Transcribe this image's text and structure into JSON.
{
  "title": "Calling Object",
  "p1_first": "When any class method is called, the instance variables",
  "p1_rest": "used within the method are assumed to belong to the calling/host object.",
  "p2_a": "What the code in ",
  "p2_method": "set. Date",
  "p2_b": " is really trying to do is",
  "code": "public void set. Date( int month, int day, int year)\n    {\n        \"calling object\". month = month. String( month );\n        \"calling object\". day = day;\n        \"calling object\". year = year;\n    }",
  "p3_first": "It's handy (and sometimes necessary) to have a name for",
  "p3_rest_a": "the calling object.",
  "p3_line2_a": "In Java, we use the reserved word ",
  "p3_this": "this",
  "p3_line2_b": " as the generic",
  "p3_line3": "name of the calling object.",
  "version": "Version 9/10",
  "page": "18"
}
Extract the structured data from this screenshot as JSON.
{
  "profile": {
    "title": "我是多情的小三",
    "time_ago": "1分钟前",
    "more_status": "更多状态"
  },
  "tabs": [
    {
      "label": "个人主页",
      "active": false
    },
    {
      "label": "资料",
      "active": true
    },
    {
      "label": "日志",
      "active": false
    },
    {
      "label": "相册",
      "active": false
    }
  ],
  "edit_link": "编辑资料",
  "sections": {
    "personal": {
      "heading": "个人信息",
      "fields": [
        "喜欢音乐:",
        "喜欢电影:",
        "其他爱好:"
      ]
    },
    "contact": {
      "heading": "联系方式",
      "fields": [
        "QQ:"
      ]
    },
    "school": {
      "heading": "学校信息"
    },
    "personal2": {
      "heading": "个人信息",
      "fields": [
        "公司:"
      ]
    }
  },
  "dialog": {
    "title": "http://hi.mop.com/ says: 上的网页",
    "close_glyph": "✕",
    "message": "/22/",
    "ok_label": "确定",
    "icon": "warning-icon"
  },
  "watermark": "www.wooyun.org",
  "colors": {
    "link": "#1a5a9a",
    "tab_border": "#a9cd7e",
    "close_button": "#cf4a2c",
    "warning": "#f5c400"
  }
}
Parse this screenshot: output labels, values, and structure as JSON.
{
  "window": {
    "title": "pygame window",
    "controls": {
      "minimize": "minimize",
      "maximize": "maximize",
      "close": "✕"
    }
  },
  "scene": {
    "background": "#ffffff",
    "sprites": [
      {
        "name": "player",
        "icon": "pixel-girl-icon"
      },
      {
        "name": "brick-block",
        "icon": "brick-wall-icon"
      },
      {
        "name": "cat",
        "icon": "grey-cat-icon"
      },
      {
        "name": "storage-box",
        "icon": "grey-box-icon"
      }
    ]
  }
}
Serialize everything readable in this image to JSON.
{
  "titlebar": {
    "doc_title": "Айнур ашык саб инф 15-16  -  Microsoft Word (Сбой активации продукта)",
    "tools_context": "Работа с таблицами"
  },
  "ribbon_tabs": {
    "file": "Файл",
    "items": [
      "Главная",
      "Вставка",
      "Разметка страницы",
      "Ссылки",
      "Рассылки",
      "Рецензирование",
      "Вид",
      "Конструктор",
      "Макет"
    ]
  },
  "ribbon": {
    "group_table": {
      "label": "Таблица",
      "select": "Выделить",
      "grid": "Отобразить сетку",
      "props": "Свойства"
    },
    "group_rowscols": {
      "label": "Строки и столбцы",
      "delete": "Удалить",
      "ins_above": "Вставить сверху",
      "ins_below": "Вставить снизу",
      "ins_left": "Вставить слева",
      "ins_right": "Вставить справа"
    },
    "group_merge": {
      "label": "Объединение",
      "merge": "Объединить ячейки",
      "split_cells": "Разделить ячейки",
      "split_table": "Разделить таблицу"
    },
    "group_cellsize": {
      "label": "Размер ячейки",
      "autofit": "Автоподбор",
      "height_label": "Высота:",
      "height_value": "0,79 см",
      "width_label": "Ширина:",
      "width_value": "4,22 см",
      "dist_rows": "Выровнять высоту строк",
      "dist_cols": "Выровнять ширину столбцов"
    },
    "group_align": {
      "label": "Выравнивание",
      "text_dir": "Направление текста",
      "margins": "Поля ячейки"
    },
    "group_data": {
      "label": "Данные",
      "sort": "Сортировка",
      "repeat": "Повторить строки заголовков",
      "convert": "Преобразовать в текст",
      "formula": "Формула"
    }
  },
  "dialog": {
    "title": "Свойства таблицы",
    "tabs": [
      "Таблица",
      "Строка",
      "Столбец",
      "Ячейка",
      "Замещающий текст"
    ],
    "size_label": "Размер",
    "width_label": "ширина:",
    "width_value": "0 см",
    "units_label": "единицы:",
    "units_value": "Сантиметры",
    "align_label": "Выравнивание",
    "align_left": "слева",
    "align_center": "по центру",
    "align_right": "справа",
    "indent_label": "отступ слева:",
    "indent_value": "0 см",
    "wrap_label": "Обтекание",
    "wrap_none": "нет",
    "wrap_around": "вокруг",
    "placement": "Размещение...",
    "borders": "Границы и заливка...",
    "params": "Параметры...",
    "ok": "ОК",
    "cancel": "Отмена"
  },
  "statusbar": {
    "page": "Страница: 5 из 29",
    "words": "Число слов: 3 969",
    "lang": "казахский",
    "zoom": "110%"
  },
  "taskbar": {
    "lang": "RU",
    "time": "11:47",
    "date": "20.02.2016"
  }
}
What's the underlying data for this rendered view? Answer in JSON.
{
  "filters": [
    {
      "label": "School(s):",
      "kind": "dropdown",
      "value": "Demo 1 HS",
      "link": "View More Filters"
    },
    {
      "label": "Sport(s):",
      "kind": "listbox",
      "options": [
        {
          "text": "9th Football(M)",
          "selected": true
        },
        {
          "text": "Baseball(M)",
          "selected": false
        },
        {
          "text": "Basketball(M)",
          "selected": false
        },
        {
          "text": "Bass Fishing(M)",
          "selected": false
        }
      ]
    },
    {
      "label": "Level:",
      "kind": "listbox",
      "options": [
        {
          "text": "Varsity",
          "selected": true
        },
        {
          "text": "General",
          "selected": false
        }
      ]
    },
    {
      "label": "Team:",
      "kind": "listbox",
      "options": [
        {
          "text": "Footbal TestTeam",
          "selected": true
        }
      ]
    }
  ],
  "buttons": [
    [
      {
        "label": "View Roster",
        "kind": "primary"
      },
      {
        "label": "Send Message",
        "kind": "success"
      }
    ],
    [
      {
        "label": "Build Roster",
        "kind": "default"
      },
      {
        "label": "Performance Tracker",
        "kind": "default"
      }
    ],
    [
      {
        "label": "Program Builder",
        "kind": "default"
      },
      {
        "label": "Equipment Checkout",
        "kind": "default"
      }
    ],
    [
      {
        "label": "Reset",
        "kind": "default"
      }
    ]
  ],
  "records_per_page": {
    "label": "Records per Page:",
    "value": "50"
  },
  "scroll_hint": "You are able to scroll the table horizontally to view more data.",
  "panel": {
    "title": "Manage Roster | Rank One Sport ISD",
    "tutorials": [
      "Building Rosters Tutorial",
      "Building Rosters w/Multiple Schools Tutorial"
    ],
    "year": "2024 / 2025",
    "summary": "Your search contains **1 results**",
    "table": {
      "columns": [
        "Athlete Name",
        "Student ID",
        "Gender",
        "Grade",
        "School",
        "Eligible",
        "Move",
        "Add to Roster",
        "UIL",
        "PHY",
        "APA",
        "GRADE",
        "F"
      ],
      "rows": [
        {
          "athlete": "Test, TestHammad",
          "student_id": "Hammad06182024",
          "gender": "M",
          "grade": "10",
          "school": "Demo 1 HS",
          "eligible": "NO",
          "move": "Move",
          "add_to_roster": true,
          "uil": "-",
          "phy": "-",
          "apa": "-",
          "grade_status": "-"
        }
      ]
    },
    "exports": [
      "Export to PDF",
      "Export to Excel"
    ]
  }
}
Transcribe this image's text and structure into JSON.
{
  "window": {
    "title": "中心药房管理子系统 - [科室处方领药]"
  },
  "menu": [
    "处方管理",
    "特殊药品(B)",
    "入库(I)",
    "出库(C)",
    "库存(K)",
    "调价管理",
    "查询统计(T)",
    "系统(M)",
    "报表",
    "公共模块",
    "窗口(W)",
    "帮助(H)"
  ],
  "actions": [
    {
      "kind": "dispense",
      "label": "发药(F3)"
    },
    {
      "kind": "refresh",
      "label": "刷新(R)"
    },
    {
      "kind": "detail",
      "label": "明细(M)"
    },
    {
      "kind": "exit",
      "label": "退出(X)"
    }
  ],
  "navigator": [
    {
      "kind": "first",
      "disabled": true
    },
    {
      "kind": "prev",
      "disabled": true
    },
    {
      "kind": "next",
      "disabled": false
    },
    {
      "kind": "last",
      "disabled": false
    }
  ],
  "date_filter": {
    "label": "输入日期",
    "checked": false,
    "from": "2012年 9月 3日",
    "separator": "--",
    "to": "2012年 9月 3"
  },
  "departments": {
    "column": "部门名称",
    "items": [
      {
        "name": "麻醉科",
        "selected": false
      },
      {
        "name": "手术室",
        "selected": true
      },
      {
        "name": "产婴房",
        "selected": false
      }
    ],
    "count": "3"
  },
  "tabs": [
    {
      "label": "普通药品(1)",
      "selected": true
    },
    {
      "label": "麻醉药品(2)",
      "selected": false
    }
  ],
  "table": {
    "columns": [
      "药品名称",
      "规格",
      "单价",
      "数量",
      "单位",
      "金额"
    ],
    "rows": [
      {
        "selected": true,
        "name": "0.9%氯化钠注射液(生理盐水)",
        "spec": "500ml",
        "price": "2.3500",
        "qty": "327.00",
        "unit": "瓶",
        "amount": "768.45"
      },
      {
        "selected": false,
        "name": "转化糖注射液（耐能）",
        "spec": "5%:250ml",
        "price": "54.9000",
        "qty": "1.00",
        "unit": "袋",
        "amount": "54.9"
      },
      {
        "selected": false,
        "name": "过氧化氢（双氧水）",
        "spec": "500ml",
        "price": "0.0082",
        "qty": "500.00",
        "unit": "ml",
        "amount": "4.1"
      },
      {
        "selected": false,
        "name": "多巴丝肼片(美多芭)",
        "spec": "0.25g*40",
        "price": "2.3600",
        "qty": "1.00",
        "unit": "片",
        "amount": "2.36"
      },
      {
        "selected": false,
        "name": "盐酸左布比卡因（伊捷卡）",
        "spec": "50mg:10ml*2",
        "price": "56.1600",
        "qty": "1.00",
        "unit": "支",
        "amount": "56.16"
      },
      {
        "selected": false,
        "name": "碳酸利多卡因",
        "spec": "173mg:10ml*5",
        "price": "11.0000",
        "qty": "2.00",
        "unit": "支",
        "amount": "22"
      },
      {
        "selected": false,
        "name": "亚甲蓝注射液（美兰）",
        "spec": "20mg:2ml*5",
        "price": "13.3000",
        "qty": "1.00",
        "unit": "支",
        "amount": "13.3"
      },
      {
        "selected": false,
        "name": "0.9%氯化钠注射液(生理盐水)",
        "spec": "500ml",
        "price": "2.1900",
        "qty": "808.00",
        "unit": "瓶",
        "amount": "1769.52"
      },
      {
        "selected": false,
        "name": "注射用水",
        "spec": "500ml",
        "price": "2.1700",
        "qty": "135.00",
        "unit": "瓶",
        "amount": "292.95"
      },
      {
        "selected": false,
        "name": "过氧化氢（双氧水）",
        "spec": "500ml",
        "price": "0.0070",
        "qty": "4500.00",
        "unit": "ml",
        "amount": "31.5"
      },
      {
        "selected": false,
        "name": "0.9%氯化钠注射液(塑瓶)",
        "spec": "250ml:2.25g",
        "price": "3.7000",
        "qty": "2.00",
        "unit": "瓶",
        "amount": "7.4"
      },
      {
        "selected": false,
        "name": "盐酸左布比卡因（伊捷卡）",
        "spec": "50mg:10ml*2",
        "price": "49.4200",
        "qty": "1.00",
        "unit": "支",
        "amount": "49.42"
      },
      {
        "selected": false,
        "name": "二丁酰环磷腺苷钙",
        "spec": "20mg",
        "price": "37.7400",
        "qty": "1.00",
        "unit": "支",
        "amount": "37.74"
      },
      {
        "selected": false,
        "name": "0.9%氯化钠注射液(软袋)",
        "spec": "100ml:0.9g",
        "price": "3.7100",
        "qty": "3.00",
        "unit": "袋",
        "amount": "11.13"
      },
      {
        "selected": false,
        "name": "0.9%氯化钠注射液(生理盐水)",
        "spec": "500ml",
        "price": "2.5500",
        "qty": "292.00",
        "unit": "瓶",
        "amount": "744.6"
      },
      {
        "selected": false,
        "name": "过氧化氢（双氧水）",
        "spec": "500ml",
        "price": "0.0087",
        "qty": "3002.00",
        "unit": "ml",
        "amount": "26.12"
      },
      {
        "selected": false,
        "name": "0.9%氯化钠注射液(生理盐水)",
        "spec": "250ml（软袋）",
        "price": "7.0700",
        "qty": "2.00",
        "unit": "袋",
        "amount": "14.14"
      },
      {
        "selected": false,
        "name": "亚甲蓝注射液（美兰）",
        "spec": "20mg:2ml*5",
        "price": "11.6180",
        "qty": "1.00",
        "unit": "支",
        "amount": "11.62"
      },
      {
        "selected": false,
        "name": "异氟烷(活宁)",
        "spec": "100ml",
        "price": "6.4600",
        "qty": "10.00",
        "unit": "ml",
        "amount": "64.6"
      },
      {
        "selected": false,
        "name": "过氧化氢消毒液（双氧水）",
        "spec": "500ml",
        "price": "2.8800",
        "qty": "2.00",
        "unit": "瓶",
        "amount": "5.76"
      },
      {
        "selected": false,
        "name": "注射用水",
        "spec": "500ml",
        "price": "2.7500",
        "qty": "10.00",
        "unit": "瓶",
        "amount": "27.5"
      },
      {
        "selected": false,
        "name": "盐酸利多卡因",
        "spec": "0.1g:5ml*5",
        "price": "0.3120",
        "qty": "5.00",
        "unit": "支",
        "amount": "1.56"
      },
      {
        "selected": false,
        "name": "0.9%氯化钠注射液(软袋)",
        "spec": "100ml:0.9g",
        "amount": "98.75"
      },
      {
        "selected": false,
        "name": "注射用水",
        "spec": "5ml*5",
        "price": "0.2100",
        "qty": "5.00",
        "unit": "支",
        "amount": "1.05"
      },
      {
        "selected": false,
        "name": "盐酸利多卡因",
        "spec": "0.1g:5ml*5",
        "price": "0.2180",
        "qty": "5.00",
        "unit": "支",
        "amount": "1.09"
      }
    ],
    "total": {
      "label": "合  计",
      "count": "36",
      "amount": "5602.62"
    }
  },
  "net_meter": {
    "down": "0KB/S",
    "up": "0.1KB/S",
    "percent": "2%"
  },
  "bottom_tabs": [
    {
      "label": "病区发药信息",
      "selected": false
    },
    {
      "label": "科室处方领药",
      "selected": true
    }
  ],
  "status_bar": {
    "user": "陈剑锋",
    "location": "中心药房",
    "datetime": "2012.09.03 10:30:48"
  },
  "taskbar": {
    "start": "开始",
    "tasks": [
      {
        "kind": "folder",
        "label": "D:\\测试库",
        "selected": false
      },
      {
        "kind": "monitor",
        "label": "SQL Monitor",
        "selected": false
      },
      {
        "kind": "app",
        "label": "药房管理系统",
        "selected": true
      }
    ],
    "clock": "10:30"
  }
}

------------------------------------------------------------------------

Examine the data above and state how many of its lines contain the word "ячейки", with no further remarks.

4